Up a creek with no water
Thousands of fish left high and dry in Stony Creek outside of Hamilton City
The stench of death has been inescapable along Stony Creek for the past couple weeks—particularly for the Hull family, whose homestead and walnut orchard outside of Hamilton City is directly adjacent to the waterway. The smell crosses their lawn and patio when the wind turns. It’s brought inside by their dogs. At night, with their windows shut tight, they’re reminded of it by the cries of feasting coyotes.
The source is thousands of rotting fish carcasses—those of salmon, perch, bass and carp—strewn along the dry creek bed for hundreds of yards and most concentrated in an indentation along the bank below the Hull residence. That’s where many of the fish were trapped in an isolated pool when water abruptly stopped flowing about two weeks ago.
Lynette Hull and her husband, Max, along with their daughter, Kelly, have lived on Stony Creek for 14 years, and the property has been in the family much longer. During a recent visit, Lynette recounted summer days spent wading and swimming in the creek, before California’s ongoing drought set in. From that point forward, Lynette said, water releases from Black Butte Dam have been scarce. Last year, no water flowed through Stony Creek at all.
Water was running in the creek over the last few months, but stopped flowing suddenly.
“We’ve never experienced this before,” Max said. “Somebody shut the water off and trapped all those poor fish down there.”
While the family isn’t happy with the associated odors, they’re more upset about the fish suffering slow, reverse-drowning deaths as the creek dried.
“It was horrible,” Kelly said, shaking her head. “Just disgusting.”
Stony Creek originates in the Mendocino National Forest, flows through the foothills of the Coast Range and feeds into Black Butte Lake outside of Orland. After exiting Black Butte Dam, the creek is heavily drawn upon for irrigation. What’s left goes underground or into the Sacramento River.
Responsibility for managing water releases from Black Butte Lake changes seasonally, said Kevin Kibby, a hydrologic technician with the U.S. Bureau of Reclamation. From November to March, which is flood-control season, the lake is managed by the U.S. Army Corps of Engineers. From April through October, or irrigation season, it’s managed by Kibby’s agency.

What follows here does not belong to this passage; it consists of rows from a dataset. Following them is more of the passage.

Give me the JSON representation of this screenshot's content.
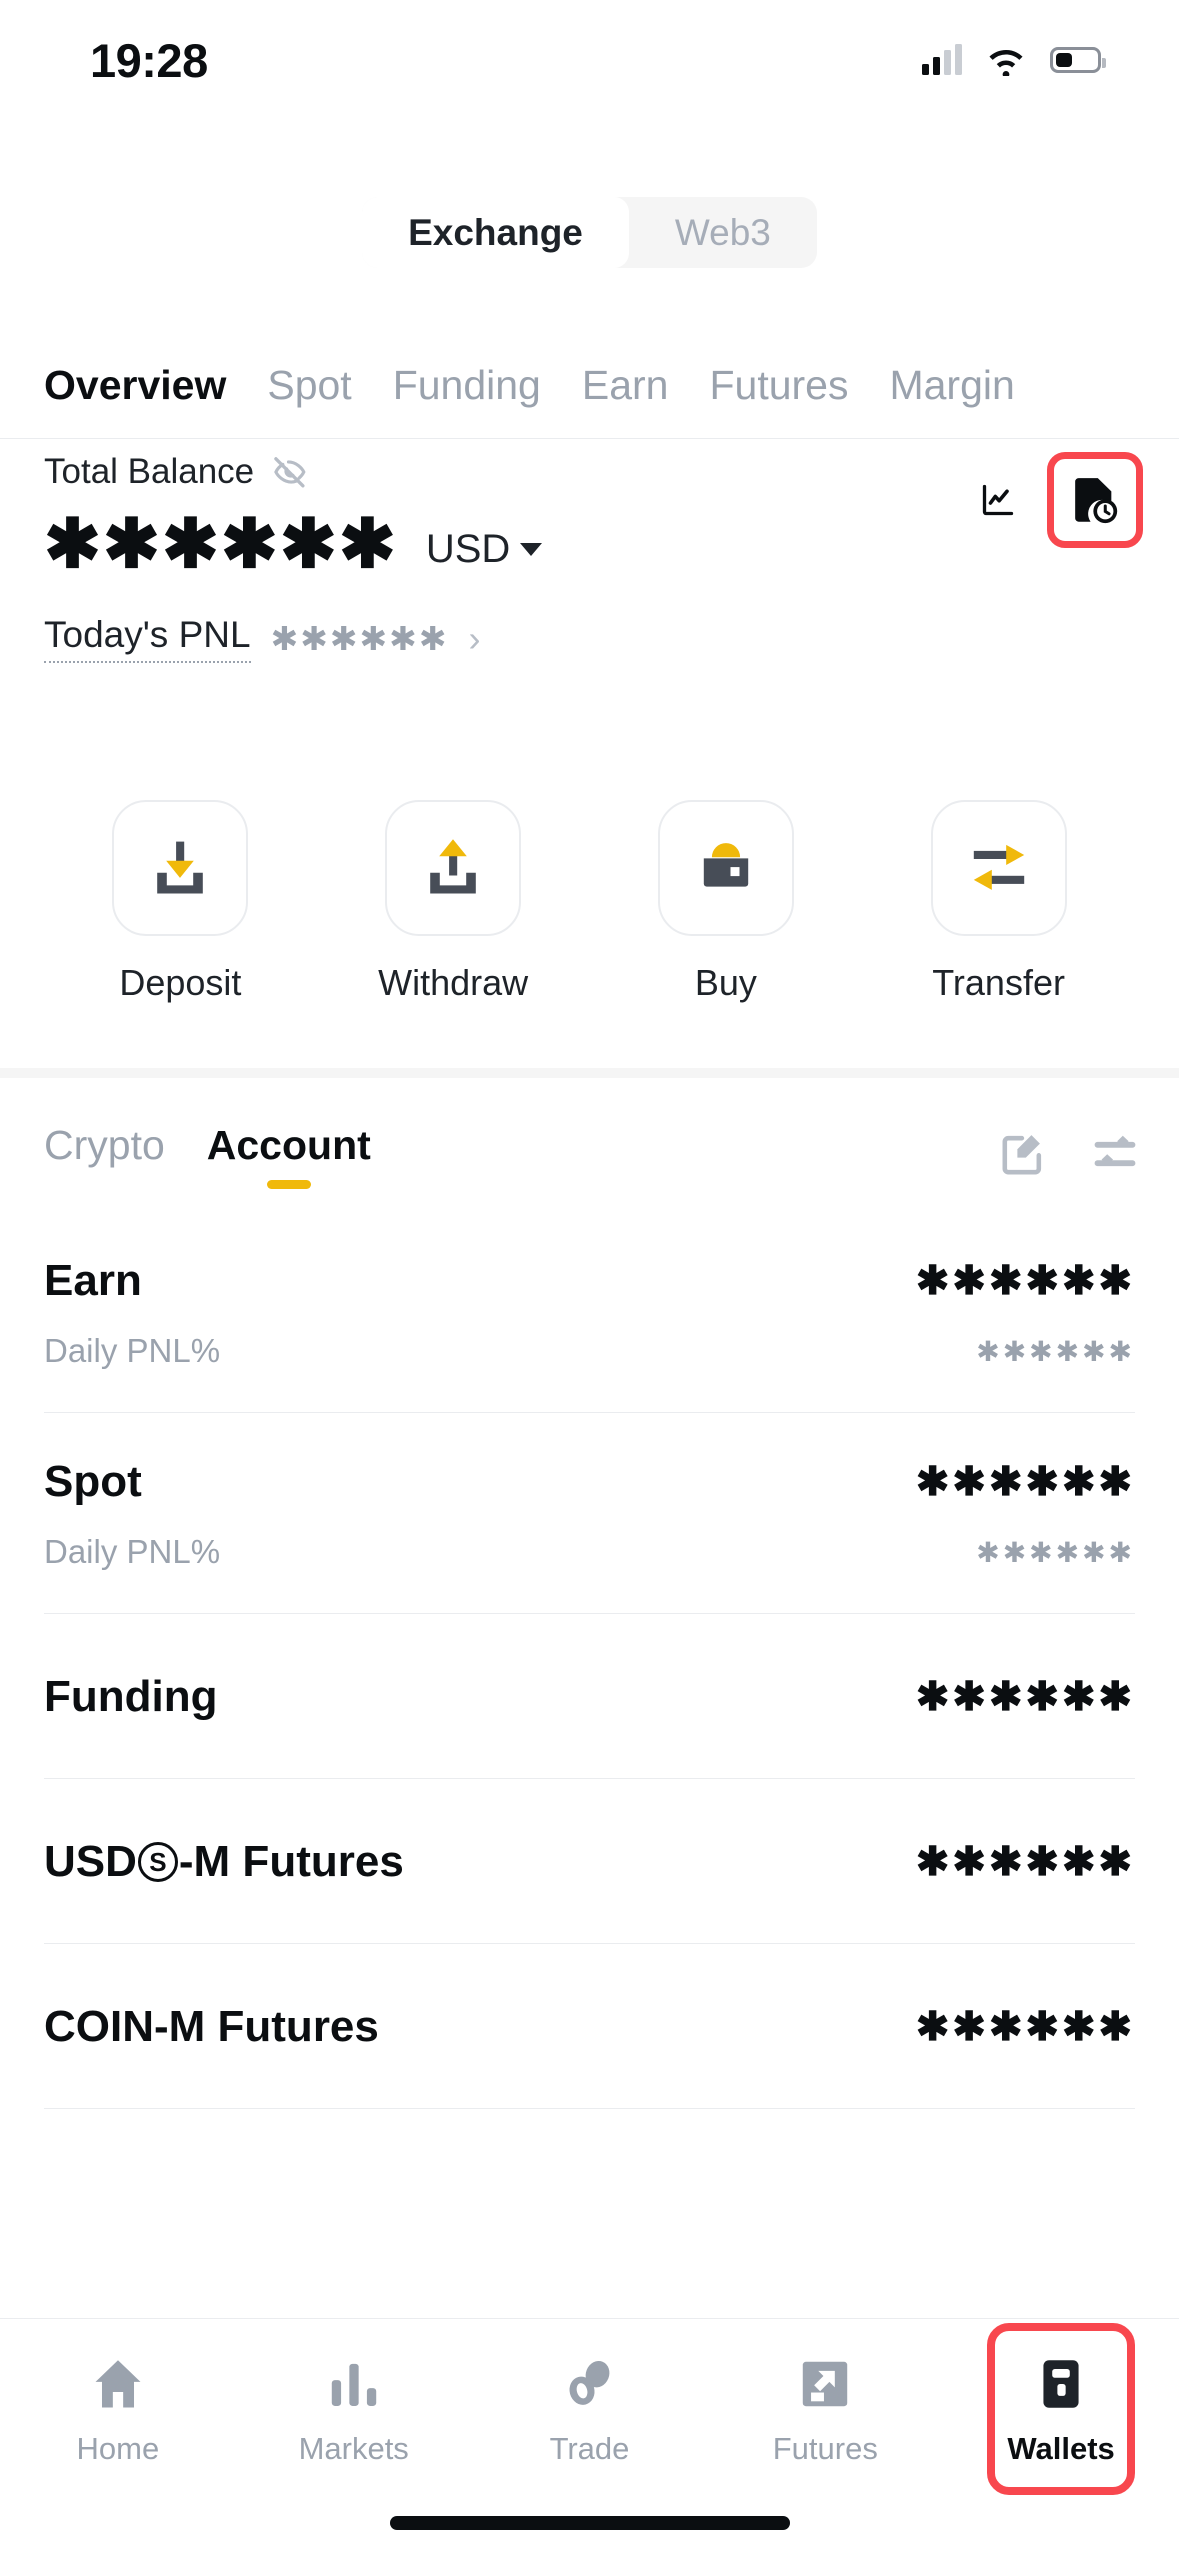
{
  "status_bar": {
    "time": "19:28",
    "signal_icon": "cellular-signal-icon",
    "wifi_icon": "wifi-icon",
    "battery_icon": "battery-icon"
  },
  "segmented_control": {
    "items": [
      {
        "label": "Exchange",
        "active": true
      },
      {
        "label": "Web3",
        "active": false
      }
    ]
  },
  "wallet_tabs": [
    {
      "label": "Overview",
      "active": true
    },
    {
      "label": "Spot",
      "active": false
    },
    {
      "label": "Funding",
      "active": false
    },
    {
      "label": "Earn",
      "active": false
    },
    {
      "label": "Futures",
      "active": false
    },
    {
      "label": "Margin",
      "active": false
    }
  ],
  "balance": {
    "label": "Total Balance",
    "visibility_icon": "eye-off-icon",
    "amount_masked": "✱✱✱✱✱✱",
    "currency": "USD",
    "currency_caret": "chevron-down-icon",
    "pnl_label": "Today's PNL",
    "pnl_value_masked": "✱✱✱✱✱✱",
    "pnl_chevron": "›",
    "chart_icon": "analytics-chart-icon",
    "history_icon": "transaction-history-icon",
    "history_highlighted": true,
    "highlight_color": "#f8474e"
  },
  "quick_actions": [
    {
      "label": "Deposit",
      "icon": "deposit-arrow-down-icon"
    },
    {
      "label": "Withdraw",
      "icon": "withdraw-arrow-up-icon"
    },
    {
      "label": "Buy",
      "icon": "buy-wallet-icon"
    },
    {
      "label": "Transfer",
      "icon": "transfer-arrows-icon"
    }
  ],
  "account_section": {
    "tabs": [
      {
        "label": "Crypto",
        "active": false
      },
      {
        "label": "Account",
        "active": true
      }
    ],
    "edit_icon": "edit-square-icon",
    "filter_icon": "filter-sliders-icon",
    "accent_color": "#f0b90b",
    "rows": [
      {
        "name": "Earn",
        "value_masked": "✱✱✱✱✱✱",
        "sub_label": "Daily PNL%",
        "sub_value_masked": "✱✱✱✱✱✱"
      },
      {
        "name": "Spot",
        "value_masked": "✱✱✱✱✱✱",
        "sub_label": "Daily PNL%",
        "sub_value_masked": "✱✱✱✱✱✱"
      },
      {
        "name": "Funding",
        "value_masked": "✱✱✱✱✱✱"
      },
      {
        "name_prefix": "USD",
        "name_symbol": "S",
        "name_suffix": "-M Futures",
        "value_masked": "✱✱✱✱✱✱"
      },
      {
        "name": "COIN-M Futures",
        "value_masked": "✱✱✱✱✱✱"
      }
    ]
  },
  "bottom_nav": {
    "items": [
      {
        "label": "Home",
        "icon": "home-icon",
        "active": false
      },
      {
        "label": "Markets",
        "icon": "markets-bars-icon",
        "active": false
      },
      {
        "label": "Trade",
        "icon": "trade-swap-icon",
        "active": false
      },
      {
        "label": "Futures",
        "icon": "futures-chart-icon",
        "active": false
      },
      {
        "label": "Wallets",
        "icon": "wallets-icon",
        "active": true
      }
    ],
    "highlight_color": "#f8474e",
    "home_indicator": "home-indicator-bar"
  }
}
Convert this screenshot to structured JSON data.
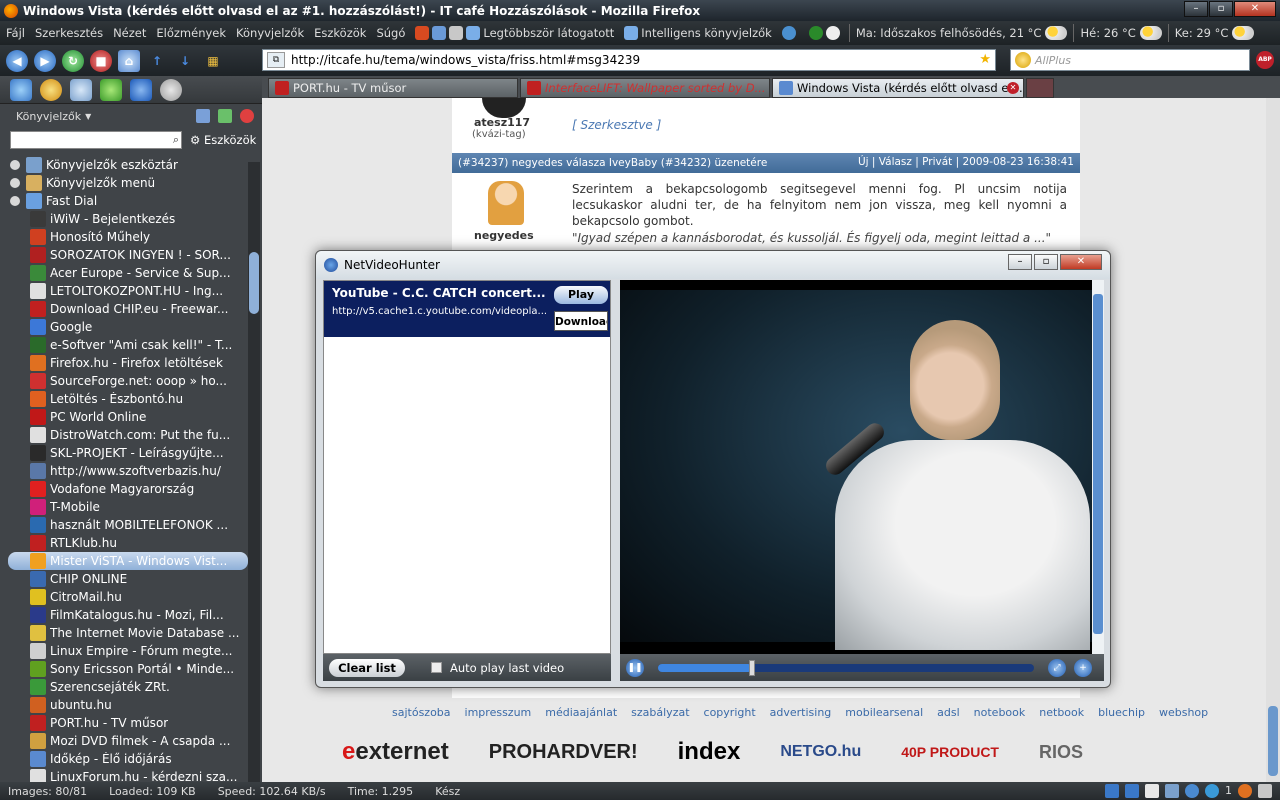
{
  "window": {
    "title": "Windows Vista (kérdés előtt olvasd el az #1. hozzászólást!) - IT café Hozzászólások - Mozilla Firefox"
  },
  "menu": {
    "items": [
      "Fájl",
      "Szerkesztés",
      "Nézet",
      "Előzmények",
      "Könyvjelzők",
      "Eszközök",
      "Súgó"
    ],
    "most_visited": "Legtöbbször látogatott",
    "smart_bookmarks": "Intelligens könyvjelzők",
    "weather_now": "Ma: Időszakos felhősödés, 21 °C",
    "weather_mon": "Hé: 26 °C",
    "weather_tue": "Ke: 29 °C"
  },
  "nav": {
    "url": "http://itcafe.hu/tema/windows_vista/friss.html#msg34239",
    "search_placeholder": "AllPlus",
    "adblock_label": "ABP"
  },
  "sidebar": {
    "title": "Könyvjelzők",
    "tools_label": "Eszközök",
    "tree": [
      {
        "label": "Könyvjelzők eszköztár",
        "level": 0,
        "color": "#7aa0cc"
      },
      {
        "label": "Könyvjelzők menü",
        "level": 0,
        "color": "#d8b060"
      },
      {
        "label": "Fast Dial",
        "level": 1,
        "color": "#6aa0e0"
      },
      {
        "label": "iWiW - Bejelentkezés",
        "level": 2,
        "color": "#3a3a3a"
      },
      {
        "label": "Honosító Műhely",
        "level": 2,
        "color": "#d04020"
      },
      {
        "label": "SOROZATOK INGYEN ! - SOR...",
        "level": 2,
        "color": "#b02020"
      },
      {
        "label": "Acer Europe - Service & Sup...",
        "level": 2,
        "color": "#3a8a3a"
      },
      {
        "label": "LETOLTOKOZPONT.HU - Ing...",
        "level": 2,
        "color": "#e0e0e0"
      },
      {
        "label": "Download CHIP.eu - Freewar...",
        "level": 2,
        "color": "#c02020"
      },
      {
        "label": "Google",
        "level": 2,
        "color": "#3c78d8"
      },
      {
        "label": "e-Softver \"Ami csak kell!\" - T...",
        "level": 2,
        "color": "#2a6a2a"
      },
      {
        "label": "Firefox.hu - Firefox letöltések",
        "level": 2,
        "color": "#e07020"
      },
      {
        "label": "SourceForge.net: ooop » ho...",
        "level": 2,
        "color": "#d03030"
      },
      {
        "label": "Letöltés - Észbontó.hu",
        "level": 2,
        "color": "#e06020"
      },
      {
        "label": "PC World Online",
        "level": 2,
        "color": "#c01818"
      },
      {
        "label": "DistroWatch.com: Put the fu...",
        "level": 2,
        "color": "#e0e0e0"
      },
      {
        "label": "SKL-PROJEKT - Leírásgyűjte...",
        "level": 2,
        "color": "#2a2a2a"
      },
      {
        "label": "http://www.szoftverbazis.hu/",
        "level": 2,
        "color": "#5a78a8"
      },
      {
        "label": "Vodafone Magyarország",
        "level": 2,
        "color": "#e02020"
      },
      {
        "label": "T-Mobile",
        "level": 2,
        "color": "#d0207a"
      },
      {
        "label": "használt MOBILTELEFONOK ...",
        "level": 2,
        "color": "#2a6ab0"
      },
      {
        "label": "RTLKlub.hu",
        "level": 2,
        "color": "#c02020"
      },
      {
        "label": "Mister ViSTA - Windows Vist...",
        "level": 2,
        "color": "#f0a020",
        "selected": true
      },
      {
        "label": "CHIP ONLINE",
        "level": 2,
        "color": "#3a6ab0"
      },
      {
        "label": "CitroMail.hu",
        "level": 2,
        "color": "#e0c020"
      },
      {
        "label": "FilmKatalogus.hu - Mozi, Fil...",
        "level": 2,
        "color": "#2a3a8a"
      },
      {
        "label": "The Internet Movie Database ...",
        "level": 2,
        "color": "#e0c040"
      },
      {
        "label": "Linux Empire - Fórum megte...",
        "level": 2,
        "color": "#d0d0d0"
      },
      {
        "label": "Sony Ericsson Portál • Minde...",
        "level": 2,
        "color": "#60a020"
      },
      {
        "label": "Szerencsejáték ZRt.",
        "level": 2,
        "color": "#3a9a3a"
      },
      {
        "label": "ubuntu.hu",
        "level": 2,
        "color": "#d06020"
      },
      {
        "label": "PORT.hu - TV műsor",
        "level": 2,
        "color": "#c02020"
      },
      {
        "label": "Mozi DVD filmek - A csapda ...",
        "level": 2,
        "color": "#d0a040"
      },
      {
        "label": "Időkép - Élő időjárás",
        "level": 2,
        "color": "#5a8ad0"
      },
      {
        "label": "LinuxForum.hu - kérdezni sza...",
        "level": 2,
        "color": "#e0e0e0"
      }
    ]
  },
  "tabs": [
    {
      "label": "PORT.hu - TV műsor",
      "active": false,
      "color": "#c02020"
    },
    {
      "label": "InterfaceLIFT: Wallpaper sorted by D...",
      "active": false,
      "color": "#c02020"
    },
    {
      "label": "Windows Vista (kérdés előtt olvasd el ...",
      "active": true,
      "color": "#5a8ad0"
    }
  ],
  "post": {
    "user1": "atesz117",
    "user1_rank": "(kvázi-tag)",
    "edited": "[ Szerkesztve ]",
    "header_left": "(#34237) negyedes válasza IveyBaby (#34232) üzenetére",
    "header_right": "Új  |  Válasz  |  Privát  |  2009-08-23 16:38:41",
    "user2": "negyedes",
    "text": "Szerintem a bekapcsologomb segitsegevel menni fog. Pl uncsim notija lecsukaskor aludni ter, de ha felnyitom nem jon vissza, meg kell nyomni a bekapcsolo gombot.",
    "quote": "\"Igyad szépen a kannásborodat, és kussoljál. És figyelj oda, megint leittad a ...\""
  },
  "footer": {
    "links": [
      "sajtószoba",
      "impresszum",
      "médiaajánlat",
      "szabályzat",
      "copyright",
      "advertising",
      "mobilearsenal",
      "adsl",
      "notebook",
      "netbook",
      "bluechip",
      "webshop"
    ],
    "logos": [
      "externet",
      "PROHARDVER!",
      "index",
      "NETGO.hu",
      "40P PRODUCT",
      "RIOS"
    ]
  },
  "popup": {
    "title": "NetVideoHunter",
    "video_title": "YouTube - C.C. CATCH concert...",
    "video_url": "http://v5.cache1.c.youtube.com/videopla...",
    "play_label": "Play",
    "download_label": "Download",
    "clear_label": "Clear list",
    "autoplay_label": "Auto play last video",
    "progress": 0.25
  },
  "status": {
    "images": "Images: 80/81",
    "loaded": "Loaded: 109 KB",
    "speed": "Speed: 102.64 KB/s",
    "time": "Time: 1.295",
    "state": "Kész",
    "counter": "1"
  }
}
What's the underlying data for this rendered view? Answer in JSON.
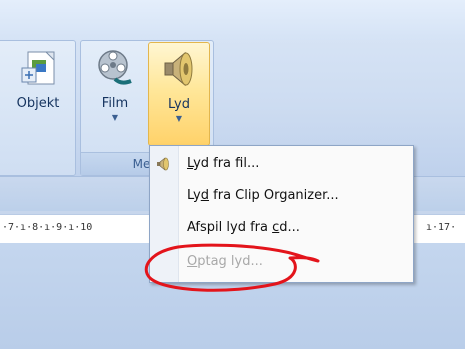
{
  "ribbon": {
    "buttons": [
      {
        "id": "objekt",
        "label": "Objekt"
      },
      {
        "id": "film",
        "label": "Film"
      },
      {
        "id": "lyd",
        "label": "Lyd"
      }
    ],
    "group_label": "Medi"
  },
  "ruler": {
    "left_text": "·7·ı·8·ı·9·ı·10",
    "right_text": "ı·17·"
  },
  "menu": {
    "items": [
      {
        "pre": "",
        "u": "L",
        "post": "yd fra fil...",
        "enabled": true
      },
      {
        "pre": "Ly",
        "u": "d",
        "post": " fra Clip Organizer...",
        "enabled": true
      },
      {
        "pre": "Afspil lyd fra ",
        "u": "c",
        "post": "d...",
        "enabled": true
      },
      {
        "pre": "",
        "u": "O",
        "post": "ptag lyd...",
        "enabled": false
      }
    ]
  },
  "colors": {
    "accent_active": "#ffd26a",
    "annotation": "#e3141b",
    "disabled_text": "#a8a8a8"
  }
}
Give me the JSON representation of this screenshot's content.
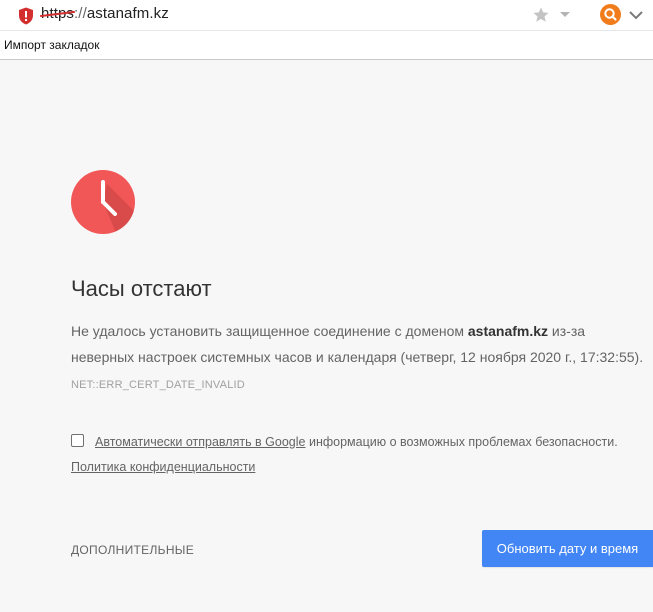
{
  "address_bar": {
    "url_scheme": "https",
    "url_separator": "://",
    "url_host": "astanafm.kz",
    "security_icon": "shield-exclamation-icon",
    "bookmark_icon": "star-icon",
    "search_engine_icon": "search-engine-icon",
    "menu_icon": "chevron-down-icon"
  },
  "bookmarks_bar": {
    "items": [
      {
        "label": "Импорт закладок"
      }
    ]
  },
  "interstitial": {
    "icon": "clock-icon",
    "icon_color": "#f25757",
    "title": "Часы отстают",
    "message_before_domain": "Не удалось установить защищенное соединение с доменом ",
    "domain": "astanafm.kz",
    "message_after_domain": " из-за неверных настроек системных часов и календаря (четверг, 12 ноября 2020 г., 17:32:55).",
    "error_code": "NET::ERR_CERT_DATE_INVALID",
    "opt_in_link": "Автоматически отправлять в Google",
    "opt_in_text": " информацию о возможных проблемах безопасности.",
    "opt_in_checked": false,
    "privacy_link": "Политика конфиденциальности",
    "details_button": "ДОПОЛНИТЕЛЬНЫЕ",
    "primary_button": "Обновить дату и время"
  },
  "colors": {
    "primary_button": "#4285f4",
    "url_strike": "#d32f2f",
    "shield": "#d32f2f",
    "search_engine": "#f07c1b"
  }
}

Due to drought conditions, water releases into Stony Creek did stop more suddenly than in years past, Kibby said. The Army Corps maintained a release rate of 30 cubic feet per second (CFS) over the winter, and Kibby was faced with a tough decision when responsibility of Black Butte Dam transferred to his agency in the middle of March.
“We have to keep a minimum amount of water in Black Butte, or else there would be a fish die-off in the lake itself,” he said. “That has to be taken into consideration.”
While he had the option of cutting off water from the reservoir entirely, he said the lack of rainfall forced him to reduce the rate of release to 15 CFS, which “isn’t going to get very far,” he said. (The normal rate of 30 CFS allows the creek to run well past the Hull residence before going underground.)
The resulting fish die-off in Stony Creek was “absolutely not anticipated,” Kibby said. “In normal years, the water level wouldn’t drop that fast. I didn’t expect or want this. … There’s nothing about it I like.
“I put a lot of thought into this,” he continued. “I’ve been working at the bureau since 2002, and I grew up in Hamilton City. This is my passion. We manage [Black Butte Dam] the best we can, but not to everyone’s satisfaction, I’m sure.”
Meanwhile, the Hull family says the stench of dead fish is subsiding on their bucolic orchard property. Scavengers and the unrelenting sun have turned most of the carcasses into dry, hollow shells.
But the frustration of watching a mass die-off in their backyard is fresh, Lynette said. “It just makes you so mad.”